M “So, something happened at college today”
Me “Do you want to tell me about it?”
M “well, J said to me, ‘Are you a virgin?’ and I said no, I’m not, and she said yes, you are. And then she asked L (a boy in class) and he said yes I was, and I don’t like them saying that and why am I still a virgin!?”
Me “do you like this girl?”
M – “No I don’t, she’s not nice. I don’t like her saying that to me.”
Me – “Can you tell her to stop and walk away?”
M –“No, I can’t. I need you to phone college.”
So I do feel quite comforted that she comes to me and tells me these things. She knows what is outwith her comfort zone and her course tutor seems very keen to discuss all these issues and doesn’t make me feel like an over-protective parent. The virgin issue is a bit of an ongoing theme, and I think it’s just a word that gets discussed and I don’t imagine Matilda has a complete handle on its meaning. I need to make sure teasing doesn’t turn into bullying or peer pressure, so open discussion I think is always the way forward.
But, of course, college in itself isn’t enough to constitute an after-school, young adult life. From the January that Matilda reached her long awaited 18th birthday and was half way through 6th year at school, planning was well underway for what she would do in the spaces between college and other social activities. The question of how we could help create the opportunities she wanted, while we both worked full time and she couldn’t travel independently, raised its head. Cue a busy six months of grant applications, support assistant recruiting, school review meetings and interviews.

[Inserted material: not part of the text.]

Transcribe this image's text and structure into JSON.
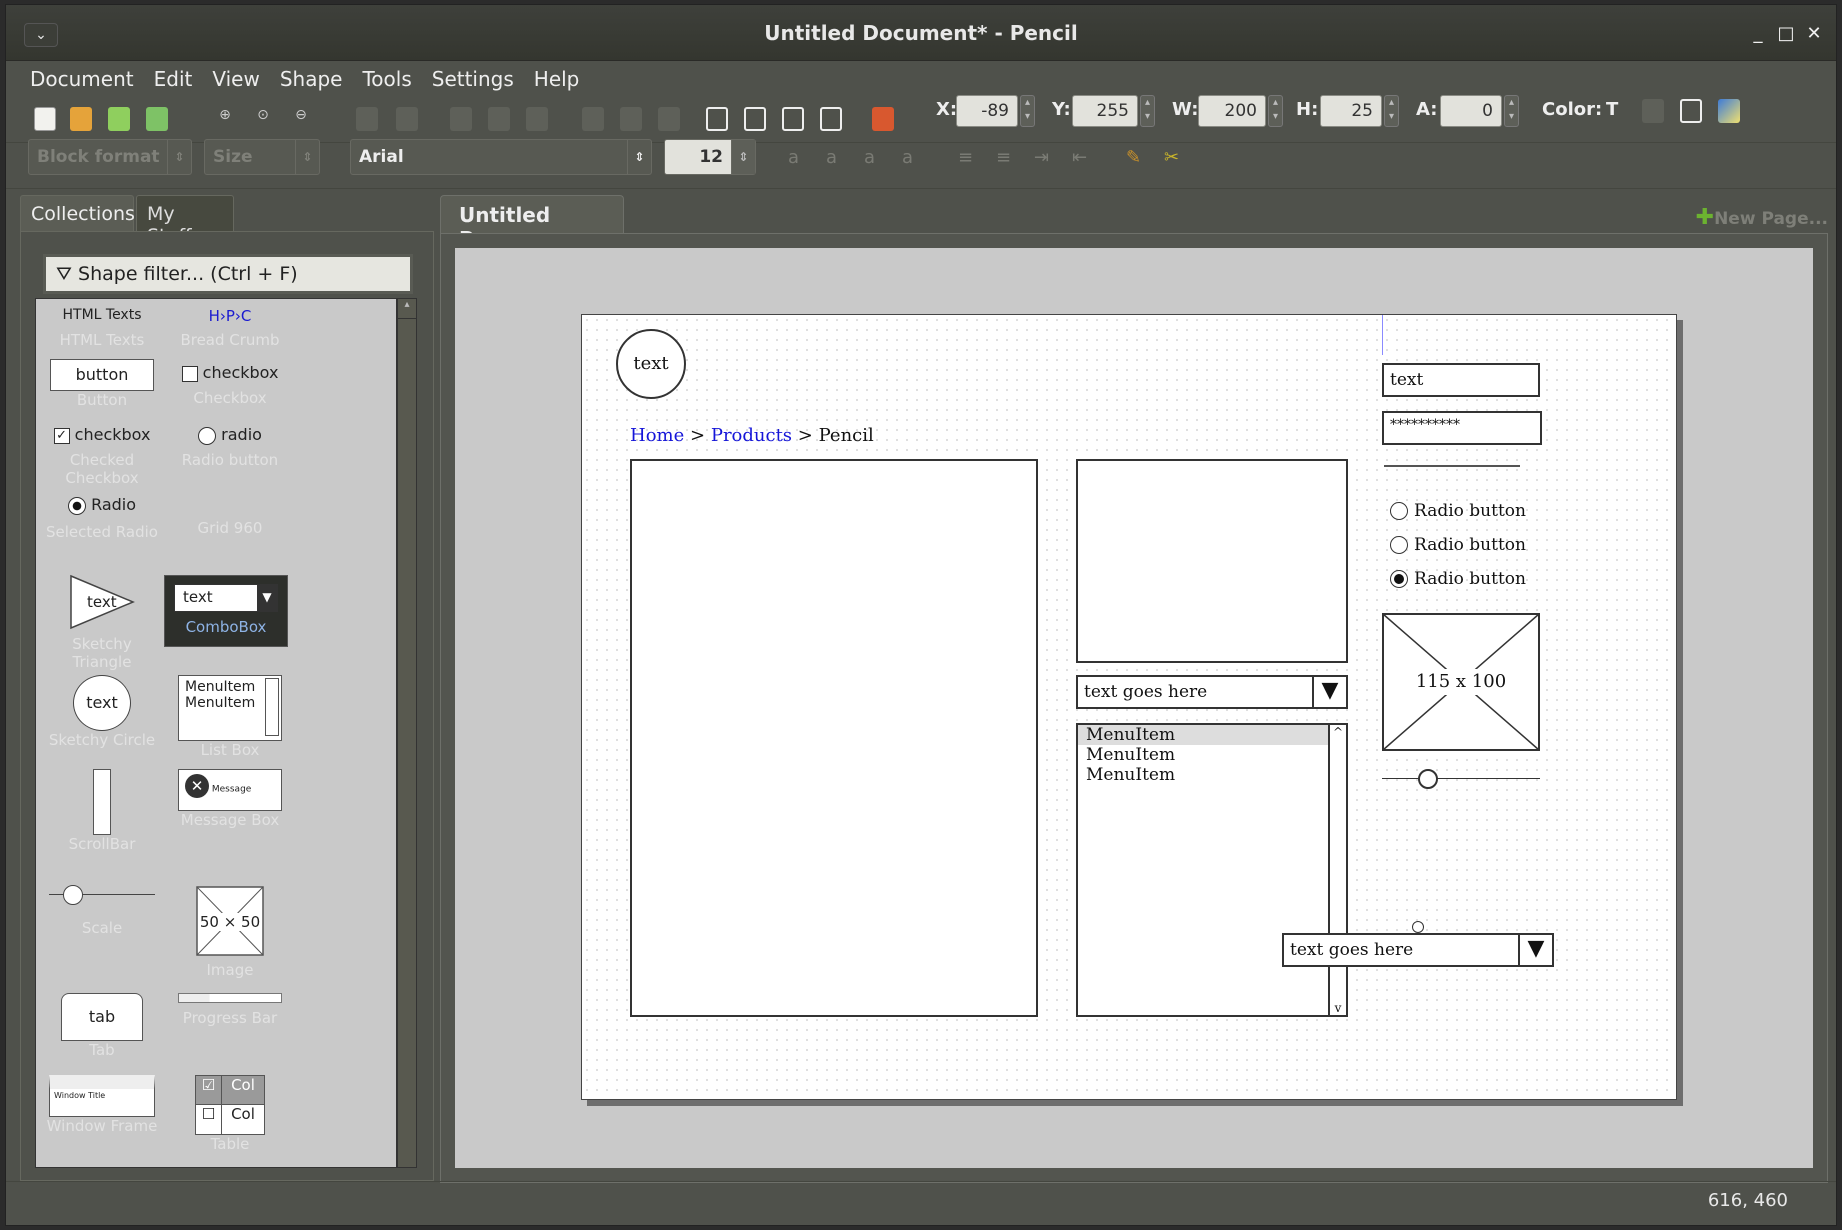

This has resulted in Matilda enjoying her part time job at the Strathaven Hotel on the days she’s not at college. After that she heads into Glasgow with her support assistant for one of her music activities.